The roles of their friends both did and did not have similar problems. Maya Rudolph and Chris O’Dowd’s relationship was the most convincing — we were able to see moments of hardship and moments of reconciliation and moments of just normal love. But Jon Hamm and Kristen Wiig’s relationship seemed to be thrown at you saying, “You get it, it’s this kind of relationship, the bad kind” without ever giving us a moment to know those characters specifically. It was interesting to see Kristen Wiig in what amounted to be only a dramatic character, rather than comedic, but her relationship with Jon Hamm was never explored between “wanting to have sex all the time” and “being completely miserable.” It didn’t need to be, necessarily, because it was only there to act as a foil to everyone else’s relationship, but a little more would have helped the viewer to care about their scenes and specifically their relationship’s downfall during the skiing trip. That isn’t to say, though, that Jon Hamm’s rant about Adam and Jennifer’s irresponsibility (and Adam’s response) wasn’t convincing — that was probably the best part of Friends With Kids. It seemed honest and real, where the rest of the movie seemed to be trying to force the idea of significance (without ever supplying it) and the idea of higher-level humor (without ever supplying it) on a middling romcom, leaving you without even the dumb pleasure of a middling romcom.
So, THAT’S THAT. When my friend and I were talking about it after we left the theater, neither of us really knew how to respond to the question “what did you think?” Both of our answers amounted to something like, “I…don’t think I liked it very much?” But it was confusing. Everyone in Friends With Kids was wonderful, and doing the best they could with what they had. But in an attempt at significance, the movie veered too much into the “drama” category without giving its characters the depth needed to make it work. And in relying too much on the reputation of its actors, the movie was light on comedy in general, not to mention how light it was on the kind of “smart” or at least modern comedy one would expect from its cast. So I’m not sure what it was, exactly? A romcomdram without really hitting the mark on either the com or the dram, and the rom part not carrying much weight due to the lack of a strong com or dram. Not terrible, but also not very good, and certainly disappointing.
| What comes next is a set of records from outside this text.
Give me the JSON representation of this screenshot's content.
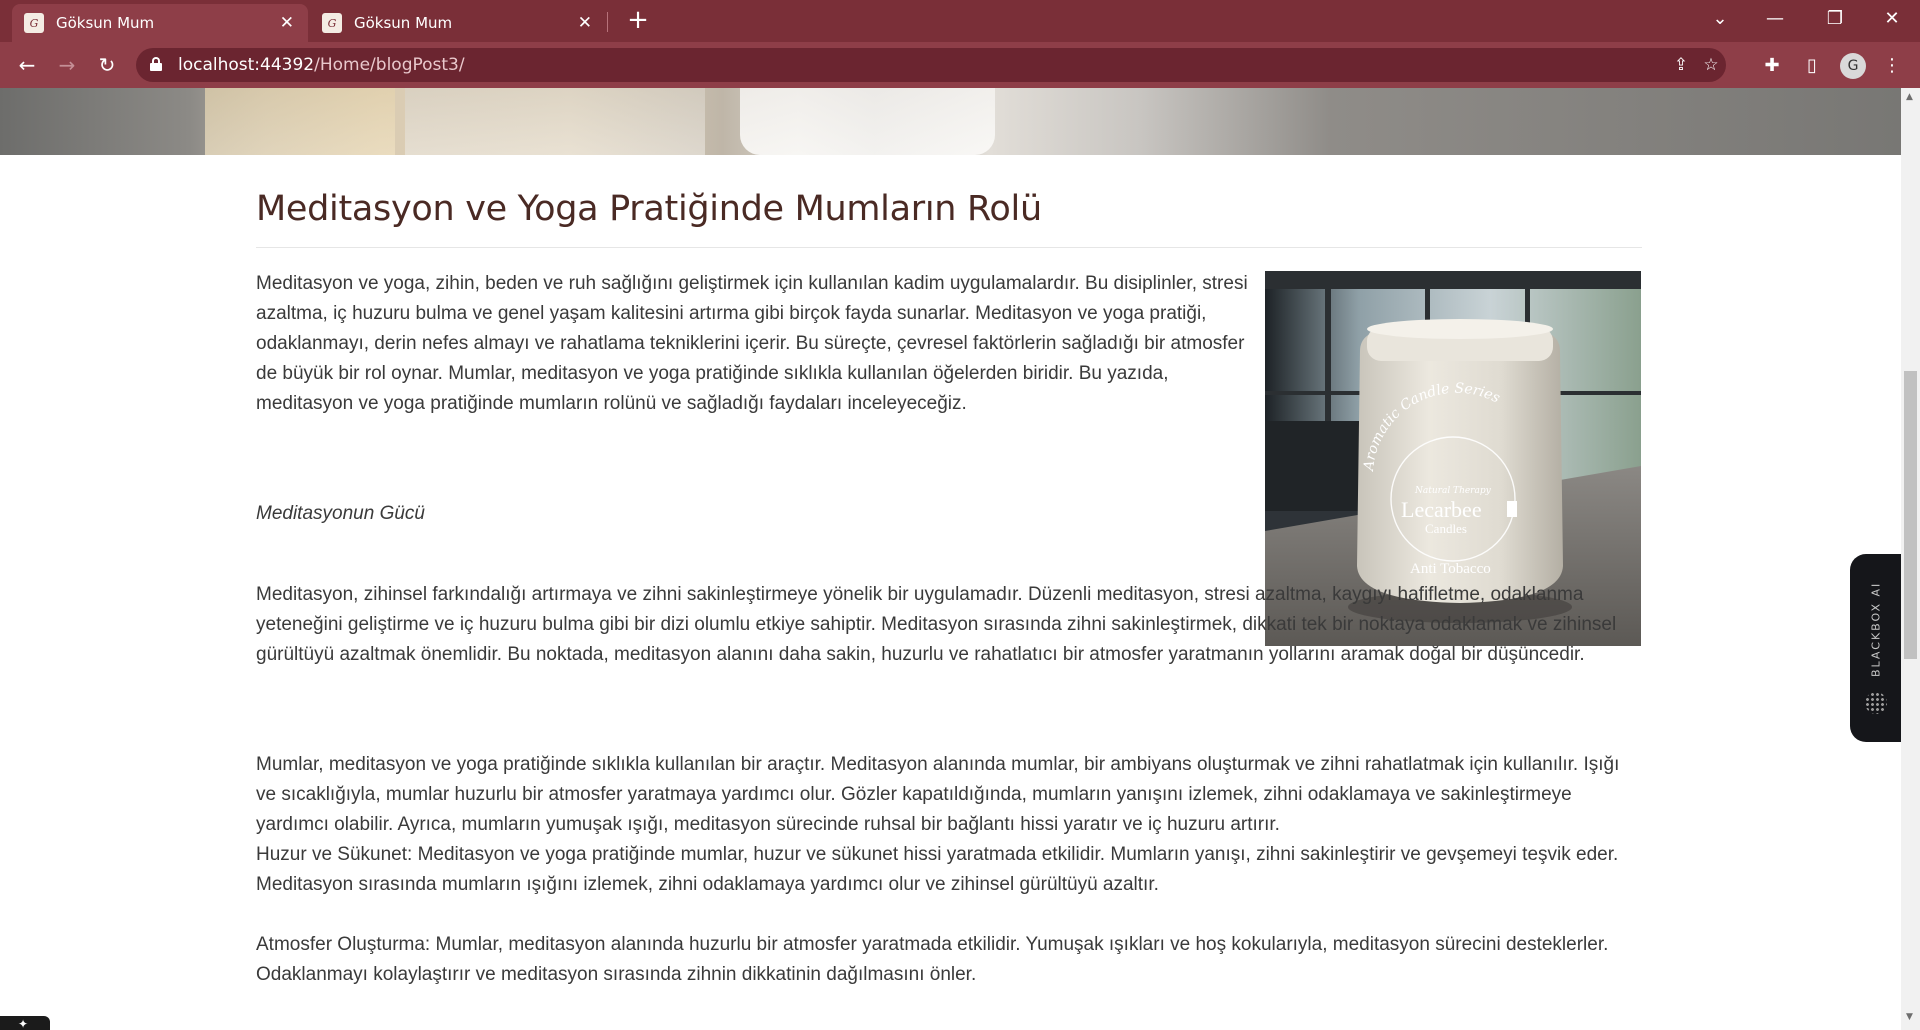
{
  "browser": {
    "tabs": [
      {
        "title": "Göksun Mum",
        "active": true
      },
      {
        "title": "Göksun Mum",
        "active": false
      }
    ],
    "url_host": "localhost:44392",
    "url_path": "/Home/blogPost3/",
    "profile_initial": "G"
  },
  "article": {
    "title": "Meditasyon ve Yoga Pratiğinde Mumların Rolü",
    "intro": "Meditasyon ve yoga, zihin, beden ve ruh sağlığını geliştirmek için kullanılan kadim uygulamalardır. Bu disiplinler, stresi azaltma, iç huzuru bulma ve genel yaşam kalitesini artırma gibi birçok fayda sunarlar. Meditasyon ve yoga pratiği, odaklanmayı, derin nefes almayı ve rahatlama tekniklerini içerir. Bu süreçte, çevresel faktörlerin sağladığı bir atmosfer de büyük bir rol oynar. Mumlar, meditasyon ve yoga pratiğinde sıklıkla kullanılan öğelerden biridir. Bu yazıda, meditasyon ve yoga pratiğinde mumların rolünü ve sağladığı faydaları inceleyeceğiz.",
    "subheading": "Meditasyonun Gücü",
    "para2": "Meditasyon, zihinsel farkındalığı artırmaya ve zihni sakinleştirmeye yönelik bir uygulamadır. Düzenli meditasyon, stresi azaltma, kaygıyı hafifletme, odaklanma yeteneğini geliştirme ve iç huzuru bulma gibi bir dizi olumlu etkiye sahiptir. Meditasyon sırasında zihni sakinleştirmek, dikkati tek bir noktaya odaklamak ve zihinsel gürültüyü azaltmak önemlidir. Bu noktada, meditasyon alanını daha sakin, huzurlu ve rahatlatıcı bir atmosfer yaratmanın yollarını aramak doğal bir düşüncedir.",
    "para3": "Mumlar, meditasyon ve yoga pratiğinde sıklıkla kullanılan bir araçtır. Meditasyon alanında mumlar, bir ambiyans oluşturmak ve zihni rahatlatmak için kullanılır. Işığı ve sıcaklığıyla, mumlar huzurlu bir atmosfer yaratmaya yardımcı olur. Gözler kapatıldığında, mumların yanışını izlemek, zihni odaklamaya ve sakinleştirmeye yardımcı olabilir. Ayrıca, mumların yumuşak ışığı, meditasyon sürecinde ruhsal bir bağlantı hissi yaratır ve iç huzuru artırır.",
    "para4": "Huzur ve Sükunet: Meditasyon ve yoga pratiğinde mumlar, huzur ve sükunet hissi yaratmada etkilidir. Mumların yanışı, zihni sakinleştirir ve gevşemeyi teşvik eder. Meditasyon sırasında mumların ışığını izlemek, zihni odaklamaya yardımcı olur ve zihinsel gürültüyü azaltır.",
    "para5": "Atmosfer Oluşturma: Mumlar, meditasyon alanında huzurlu bir atmosfer yaratmada etkilidir. Yumuşak ışıkları ve hoş kokularıyla, meditasyon sürecini desteklerler. Odaklanmayı kolaylaştırır ve meditasyon sırasında zihnin dikkatinin dağılmasını önler.",
    "image": {
      "arc_text": "Aromatic Candle Series",
      "small_text": "Natural Therapy",
      "brand": "Lecarbee",
      "brand_sub": "Candles",
      "product": "Anti Tobacco"
    }
  },
  "extension": {
    "label": "BLACKBOX AI"
  },
  "colors": {
    "tab_bar": "#7a2f38",
    "toolbar": "#8e3e48",
    "title": "#4a2a24",
    "text": "#3a3a3a"
  }
}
I thought the ending was good, though! When he told her he wanted to fuck her? That seemed honest and fresh — a lot of what the rest of the movie was missing. If only the rest of it could have been like the part where Adam Scott told Jennifer Westfeldt that he wanted to fuck her.
Also the baby was very cute.